It was part of the programme that Gary’s cavalry should be the last Confederate troops to leave the lines below Richmond. They were to come stealthily on the city about daylight and catch up all stragglers and citizens that they could lay hold of and hurry them off with the army. This part of the plan was frustrated by the rapid advance of the Union forces. Gary passed up Main street not five minutes ahead of the Union column, and so far from dragging off others, be barely saved himself. - Mayo’s bridge and the Danville depot were then all a blaze. Gary crossed the dock by the bridge at the southern terminus of 17th street, and then set fire to the structure. Two citizens, William J. Brown and Robert Allen, chancing to be in the neighborhood, rushed to the bridge and extinguished the flames before they had gained headway. While so engaged, they were fired upon by Gary’s men, but fortunately, neither of them were struck. - Gary then sped away over Mayo’s bridge, which was burning from end to end, and almost on the point of falling in.

THE MAYOR SURRENDERS THE CITY.

The flag-of-truce party attending the Mayor met the Union military authorities at the line of fortifications just beyond Tree Hill, near the junction of the Osborne turnpike and Newmarket road. The surrender was formally made, and steps were immediately taken to preserve order in the city, and it would have been done effectually but for the progress of the great fire then raging, which prevented anything being done until it could be gotten under. The populace, white and black, wild with excitement, were sacking every store on Main street. - The United States authorities at once set abut staying the ravages of the flames, and threw out parties to put a stop to the pillaging. By 3 o’clock, P. M., the fire was conquered, though not extinguished, and order was restored.

In previous notices of the conflagration we have mentioned that a large number of persons were burned to death; their number or identity will never be known. Children, old and infirm persons, and many persons under the influence of the liquor drank during the previous night’s orgies, were the victims.

We have heard of no one being killed by the shell explosions at the Arsenal, but that hundreds were not slaughtered can only be accounted for by the fact that the Arsenal was under a steep hill which stood between it and the city on two sides. Messrs. Wm. Royster and A. Judson Crane were struck and knocked down by a fragment of shell while standing in Mr. Royster’s porch, corner of 4th and Cary streets. Mr. Royster was severely injured about the abdomen. Mr. Crane received a contusion in the temple.
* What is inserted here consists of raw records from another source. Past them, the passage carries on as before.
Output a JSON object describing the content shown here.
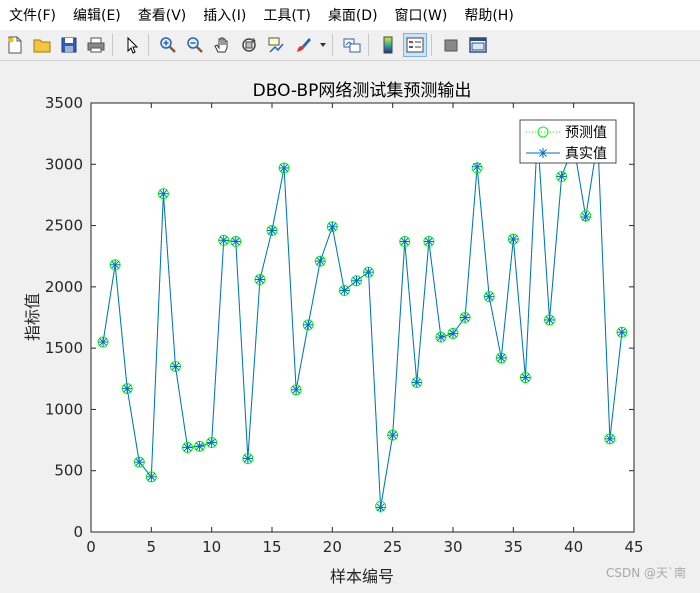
{
  "menu": [
    "文件(F)",
    "编辑(E)",
    "查看(V)",
    "插入(I)",
    "工具(T)",
    "桌面(D)",
    "窗口(W)",
    "帮助(H)"
  ],
  "toolbar": {
    "icons": [
      "new-file-icon",
      "open-folder-icon",
      "save-icon",
      "print-icon",
      "pointer-icon",
      "zoom-in-icon",
      "zoom-out-icon",
      "pan-hand-icon",
      "rotate-3d-icon",
      "data-cursor-icon",
      "brush-icon",
      "link-plot-icon",
      "colorbar-icon",
      "legend-icon",
      "hide-tools-icon",
      "dock-icon"
    ]
  },
  "watermark": "CSDN @天`南",
  "chart_data": {
    "type": "line",
    "title": "DBO-BP网络测试集预测输出",
    "xlabel": "样本编号",
    "ylabel": "指标值",
    "xlim": [
      0,
      45
    ],
    "ylim": [
      0,
      3500
    ],
    "xticks": [
      0,
      5,
      10,
      15,
      20,
      25,
      30,
      35,
      40,
      45
    ],
    "yticks": [
      0,
      500,
      1000,
      1500,
      2000,
      2500,
      3000,
      3500
    ],
    "grid": false,
    "legend_position": "top-right",
    "x": [
      1,
      2,
      3,
      4,
      5,
      6,
      7,
      8,
      9,
      10,
      11,
      12,
      13,
      14,
      15,
      16,
      17,
      18,
      19,
      20,
      21,
      22,
      23,
      24,
      25,
      26,
      27,
      28,
      29,
      30,
      31,
      32,
      33,
      34,
      35,
      36,
      37,
      38,
      39,
      40,
      41,
      42,
      43,
      44
    ],
    "series": [
      {
        "name": "预测值",
        "color": "#00ff00",
        "marker": "circle",
        "line": "dotted",
        "values": [
          1550,
          2180,
          1170,
          570,
          450,
          2760,
          1350,
          690,
          700,
          730,
          2380,
          2370,
          600,
          2060,
          2460,
          2970,
          1160,
          1690,
          2210,
          2490,
          1970,
          2050,
          2120,
          210,
          790,
          2370,
          1220,
          2370,
          1590,
          1620,
          1750,
          2970,
          1920,
          1420,
          2390,
          1260,
          3240,
          1730,
          2900,
          3150,
          2580,
          3200,
          760,
          1630
        ]
      },
      {
        "name": "真实值",
        "color": "#0072bd",
        "marker": "star",
        "line": "solid",
        "values": [
          1550,
          2180,
          1170,
          570,
          450,
          2760,
          1350,
          690,
          700,
          730,
          2380,
          2370,
          600,
          2060,
          2460,
          2970,
          1160,
          1690,
          2210,
          2490,
          1970,
          2050,
          2120,
          200,
          790,
          2370,
          1220,
          2370,
          1590,
          1620,
          1750,
          2980,
          1920,
          1420,
          2390,
          1260,
          3250,
          1730,
          2900,
          3160,
          2570,
          3200,
          760,
          1630
        ]
      }
    ]
  }
}
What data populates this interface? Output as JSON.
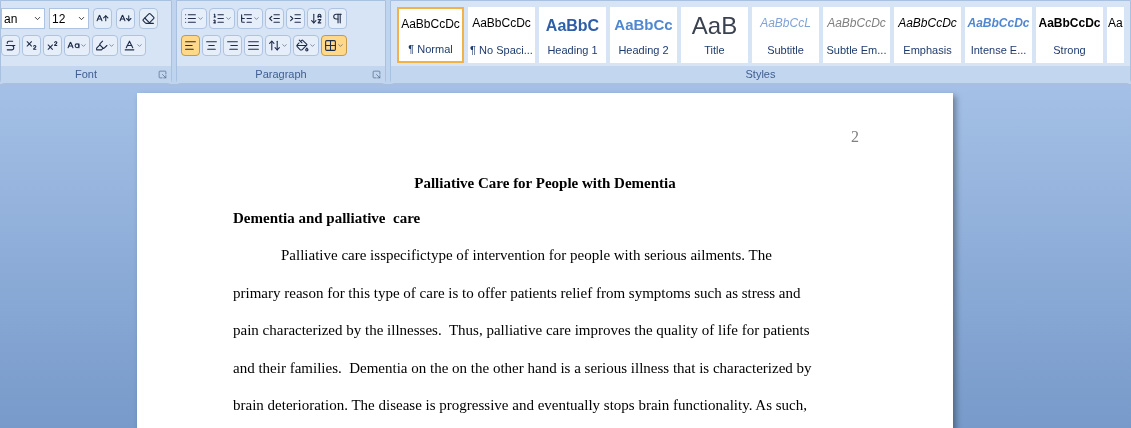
{
  "ribbon": {
    "font": {
      "label": "Font",
      "font_name": "an",
      "font_size": "12"
    },
    "paragraph": {
      "label": "Paragraph",
      "alignments": [
        {
          "kind": "left",
          "selected": true
        },
        {
          "kind": "center",
          "selected": false
        },
        {
          "kind": "right",
          "selected": false
        },
        {
          "kind": "justify",
          "selected": false
        }
      ],
      "borders_highlighted": true
    },
    "styles": {
      "label": "Styles",
      "items": [
        {
          "kind": "normal",
          "sample": "AaBbCcDc",
          "label": "¶ Normal",
          "selected": true
        },
        {
          "kind": "normal",
          "sample": "AaBbCcDc",
          "label": "¶ No Spaci...",
          "selected": false
        },
        {
          "kind": "heading1",
          "sample": "AaBbC",
          "label": "Heading 1",
          "selected": false
        },
        {
          "kind": "heading2",
          "sample": "AaBbCc",
          "label": "Heading 2",
          "selected": false
        },
        {
          "kind": "title",
          "sample": "AaB",
          "label": "Title",
          "selected": false
        },
        {
          "kind": "subtitle",
          "sample": "AaBbCcL",
          "label": "Subtitle",
          "selected": false
        },
        {
          "kind": "subtle",
          "sample": "AaBbCcDc",
          "label": "Subtle Em...",
          "selected": false
        },
        {
          "kind": "emphasis",
          "sample": "AaBbCcDc",
          "label": "Emphasis",
          "selected": false
        },
        {
          "kind": "intense",
          "sample": "AaBbCcDc",
          "label": "Intense E...",
          "selected": false
        },
        {
          "kind": "strong",
          "sample": "AaBbCcDc",
          "label": "Strong",
          "selected": false
        },
        {
          "kind": "normal",
          "sample": "Aa",
          "selected": false
        }
      ]
    }
  },
  "document": {
    "page_number": "2",
    "title": "Palliative Care for People with Dementia",
    "heading": "Dementia and palliative  care",
    "paragraph_lines": [
      "Palliative care isspecifictype of intervention for people with serious ailments. The",
      "primary reason for this type of care is to offer patients relief from symptoms such as stress and",
      "pain characterized by the illnesses.  Thus, palliative care improves the quality of life for patients",
      "and their families.  Dementia on the on the other hand is a serious illness that is characterized by",
      "brain deterioration. The disease is progressive and eventually stops brain functionality. As such,"
    ]
  }
}
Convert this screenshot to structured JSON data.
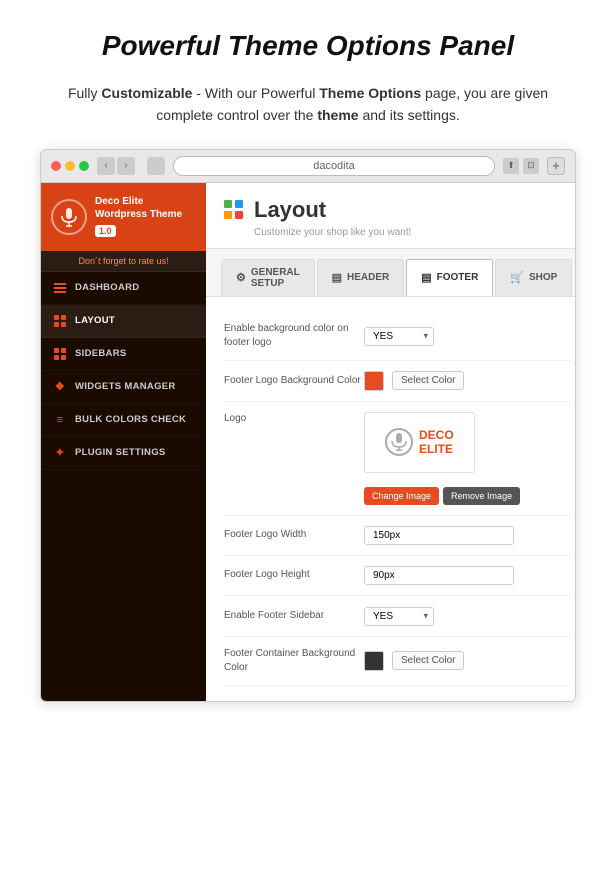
{
  "page": {
    "main_title": "Powerful Theme Options Panel",
    "description_part1": "Fully ",
    "description_bold1": "Customizable",
    "description_part2": " - With our Powerful ",
    "description_bold2": "Theme Options",
    "description_part3": " page, you are given complete control over the ",
    "description_bold3": "theme",
    "description_part4": " and its settings."
  },
  "browser": {
    "url": "dacodita",
    "plus_label": "+"
  },
  "sidebar": {
    "logo_name": "Deco Elite",
    "logo_subtitle": "Wordpress Theme",
    "version": "1.0",
    "rate_us": "Don´t forget to rate us!",
    "menu_items": [
      {
        "id": "dashboard",
        "label": "DASHBOARD"
      },
      {
        "id": "layout",
        "label": "LAYOUT"
      },
      {
        "id": "sidebars",
        "label": "SIDEBARS"
      },
      {
        "id": "widgets",
        "label": "WIDGETS MANAGER"
      },
      {
        "id": "bulkcolors",
        "label": "BULK COLORS CHECK"
      },
      {
        "id": "plugin",
        "label": "PLUGIN SETTINGS"
      }
    ]
  },
  "content": {
    "title": "Layout",
    "subtitle": "Customize your shop like you want!",
    "tabs": [
      {
        "id": "general",
        "label": "GENERAL SETUP",
        "icon": "⚙"
      },
      {
        "id": "header",
        "label": "HEADER",
        "icon": "▤"
      },
      {
        "id": "footer",
        "label": "FOOTER",
        "icon": "▤",
        "active": true
      },
      {
        "id": "shop",
        "label": "SHOP",
        "icon": "🛒"
      }
    ],
    "form_fields": [
      {
        "id": "bg_color_footer_logo",
        "label": "Enable background color on footer logo",
        "type": "select",
        "value": "YES"
      },
      {
        "id": "footer_logo_bg_color",
        "label": "Footer Logo Background Color",
        "type": "color",
        "color": "#e64c1f",
        "btn_label": "Select Color"
      },
      {
        "id": "logo",
        "label": "Logo",
        "type": "logo",
        "logo_text_line1": "DECO",
        "logo_text_line2": "ELITE",
        "btn_change": "Change Image",
        "btn_remove": "Remove Image"
      },
      {
        "id": "footer_logo_width",
        "label": "Footer Logo Width",
        "type": "text",
        "value": "150px"
      },
      {
        "id": "footer_logo_height",
        "label": "Footer Logo Height",
        "type": "text",
        "value": "90px"
      },
      {
        "id": "enable_footer_sidebar",
        "label": "Enable Footer Sidebar",
        "type": "select",
        "value": "YES"
      },
      {
        "id": "footer_container_bg_color",
        "label": "Footer Container Background Color",
        "type": "color",
        "color": "#333",
        "btn_label": "Select Color"
      }
    ]
  }
}
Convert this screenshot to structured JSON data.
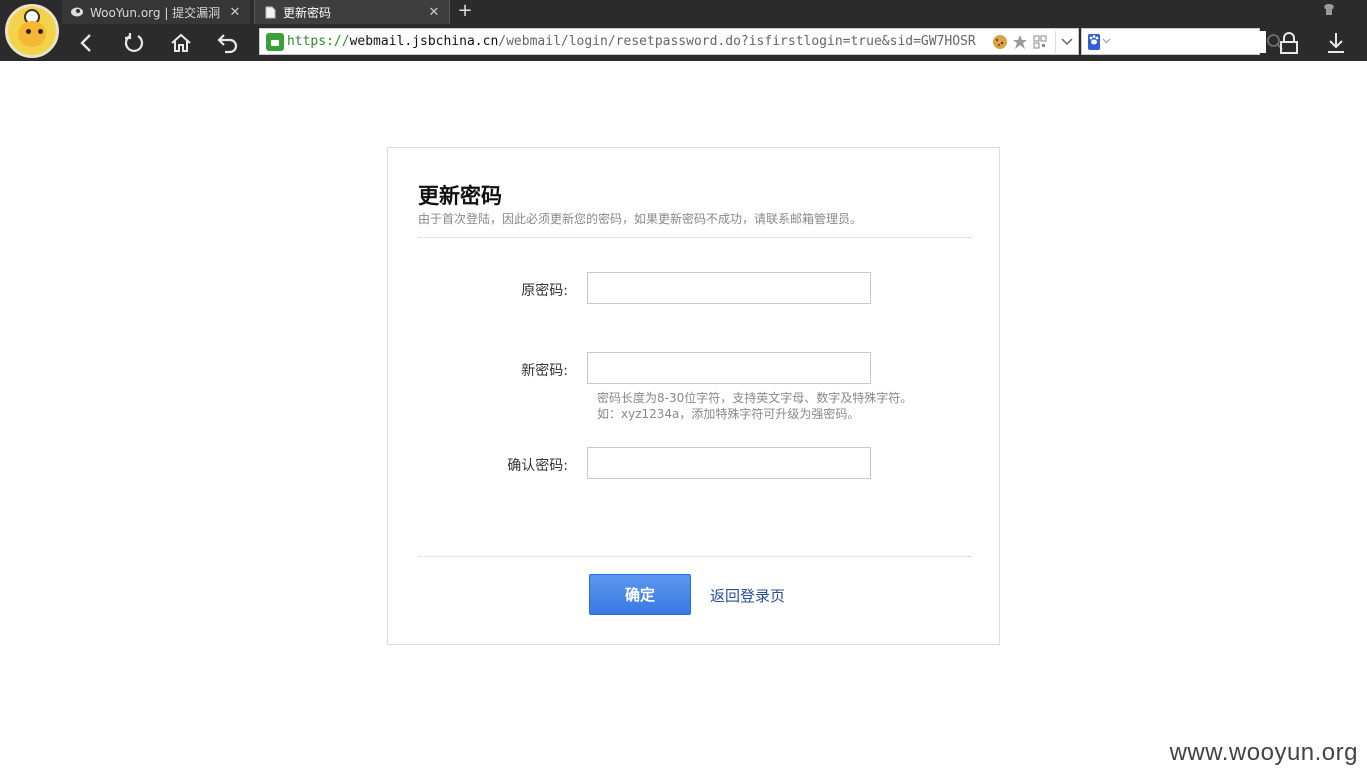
{
  "browser": {
    "tabs": [
      {
        "title": "WooYun.org | 提交漏洞",
        "active": false
      },
      {
        "title": "更新密码",
        "active": true
      }
    ],
    "url": {
      "scheme": "https://",
      "host": "webmail.jsbchina.cn",
      "path": "/webmail/login/resetpassword.do?isfirstlogin=true&sid=GW7HOSR"
    },
    "search": {
      "value": ""
    }
  },
  "form": {
    "title": "更新密码",
    "subtitle": "由于首次登陆，因此必须更新您的密码，如果更新密码不成功，请联系邮箱管理员。",
    "fields": [
      {
        "label": "原密码:",
        "value": ""
      },
      {
        "label": "新密码:",
        "value": ""
      },
      {
        "label": "确认密码:",
        "value": ""
      }
    ],
    "hint_line1": "密码长度为8-30位字符，支持英文字母、数字及特殊字符。",
    "hint_line2": "如：xyz1234a，添加特殊字符可升级为强密码。",
    "confirm_label": "确定",
    "back_label": "返回登录页"
  },
  "watermark": "www.wooyun.org",
  "colors": {
    "chrome_bg": "#2b2b2b",
    "button_blue": "#3a78e3",
    "link_blue": "#2a4f9a",
    "lock_green": "#3aa13a"
  }
}
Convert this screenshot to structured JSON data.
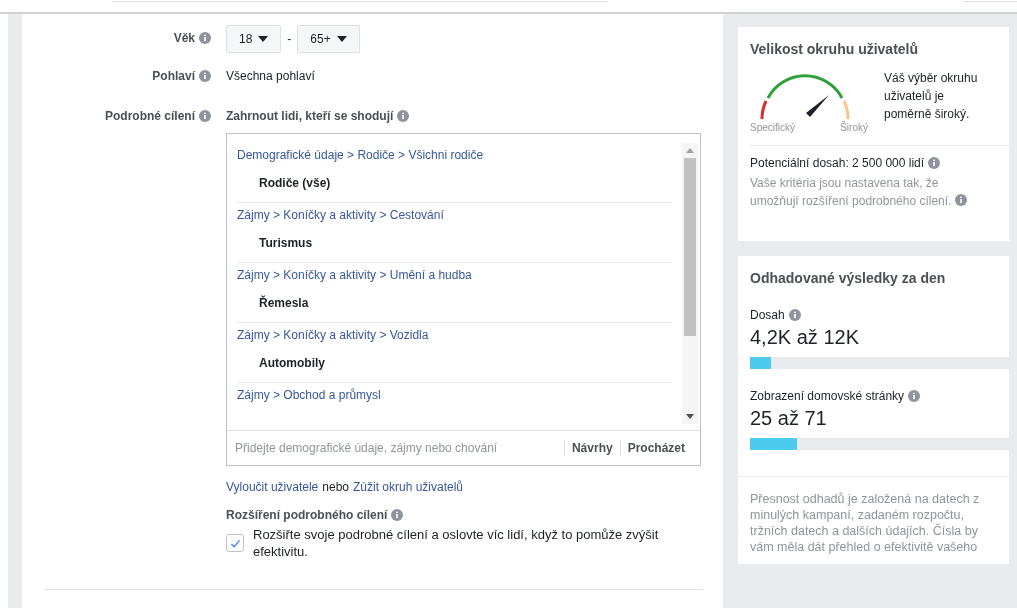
{
  "form": {
    "age": {
      "label": "Věk",
      "min": "18",
      "separator": "-",
      "max": "65+"
    },
    "gender": {
      "label": "Pohlaví",
      "value": "Všechna pohlaví"
    },
    "detailed_targeting": {
      "label": "Podrobné cílení",
      "include_label": "Zahrnout lidi, kteří se shodují",
      "items": [
        {
          "path": "Demografické údaje > Rodiče > Všichni rodiče",
          "name": "Rodiče (vše)"
        },
        {
          "path": "Zájmy > Koníčky a aktivity > Cestování",
          "name": "Turismus"
        },
        {
          "path": "Zájmy > Koníčky a aktivity > Umění a hudba",
          "name": "Řemesla"
        },
        {
          "path": "Zájmy > Koníčky a aktivity > Vozidla",
          "name": "Automobily"
        },
        {
          "path": "Zájmy > Obchod a průmysl"
        }
      ],
      "search": {
        "placeholder": "Přidejte demografické údaje, zájmy nebo chování"
      },
      "actions": [
        "Návrhy",
        "Procházet"
      ],
      "exclude_link": "Vyloučit uživatele",
      "or_text": "nebo",
      "narrow_link": "Zúžit okruh uživatelů"
    },
    "expansion": {
      "label": "Rozšíření podrobného cílení",
      "checked": true,
      "text": "Rozšiřte svoje podrobné cílení a oslovte víc lidí, když to pomůže zvýšit efektivitu."
    }
  },
  "audience_size": {
    "title": "Velikost okruhu uživatelů",
    "gauge_low": "Specifický",
    "gauge_high": "Široký",
    "summary": "Váš výběr okruhu uživatelů je poměrně široký.",
    "potential_reach": "Potenciální dosah: 2 500 000 lidí",
    "note": "Vaše kritéria jsou nastavena tak, že umožňují rozšíření podrobného cílení."
  },
  "daily_results": {
    "title": "Odhadované výsledky za den",
    "metrics": [
      {
        "label": "Dosah",
        "value": "4,2K až 12K",
        "level": 0.08
      },
      {
        "label": "Zobrazení domovské stránky",
        "value": "25 až 71",
        "level": 0.18
      }
    ],
    "disclaimer": "Přesnost odhadů je založená na datech z minulých kampaní, zadaném rozpočtu, tržních datech a dalších údajích. Čísla by vám měla dát přehled o efektivitě vašeho"
  }
}
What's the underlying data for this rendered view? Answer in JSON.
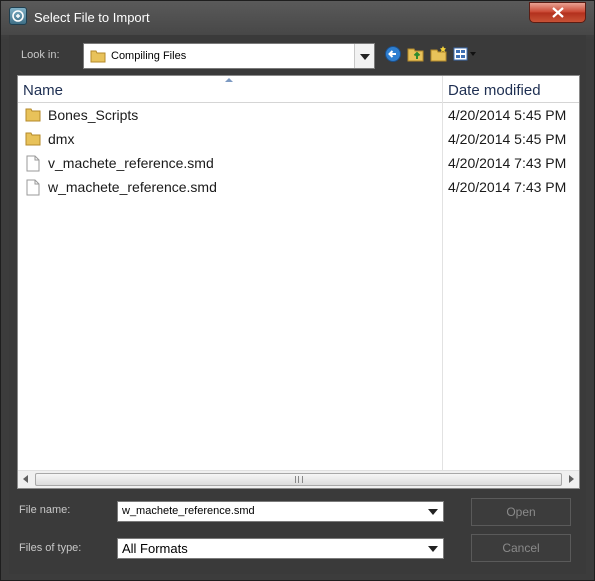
{
  "window": {
    "title": "Select File to Import"
  },
  "toolbar": {
    "look_in_label": "Look in:",
    "look_in_value": "Compiling Files",
    "icons": [
      "back-icon",
      "up-folder-icon",
      "new-folder-icon",
      "view-menu-icon"
    ]
  },
  "file_list": {
    "columns": [
      "Name",
      "Date modified"
    ],
    "rows": [
      {
        "name": "Bones_Scripts",
        "date": "4/20/2014 5:45 PM",
        "type": "folder"
      },
      {
        "name": "dmx",
        "date": "4/20/2014 5:45 PM",
        "type": "folder"
      },
      {
        "name": "v_machete_reference.smd",
        "date": "4/20/2014 7:43 PM",
        "type": "file"
      },
      {
        "name": "w_machete_reference.smd",
        "date": "4/20/2014 7:43 PM",
        "type": "file"
      }
    ]
  },
  "footer": {
    "file_name_label": "File name:",
    "file_name_value": "w_machete_reference.smd",
    "files_of_type_label": "Files of type:",
    "files_of_type_value": "All Formats",
    "open_label": "Open",
    "cancel_label": "Cancel"
  },
  "colors": {
    "chrome": "#3a3a3a",
    "close_button": "#c8432e",
    "header_text": "#1e2f52"
  }
}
A colored child, about seven years old, was knocked down on Mr. Crane’s lot on Canal street, between 4th and 5th. There must have been many casualties and perhaps some deaths from this bombardment which we have not heard of. Not less than one hundred thousand shells exploded in the course of three or four hours, scattering their fragments thickly over acres of the city. Many pieces, weighing several pounds each, fell in the Capitol Square.

THE EFFECT.

__ the ways of Providence are inscrutable. This firing of our goodly city would seem at first glance an unmitigated evil. But there is another view to be taken of it. It has had one certain good effect. If there lingered in the hearts of any of our people one spark of affection for the Davis dynasty, this ruthless, useless, wanton handing over to the flames their fair city, their homes and altars has extinguished it forever.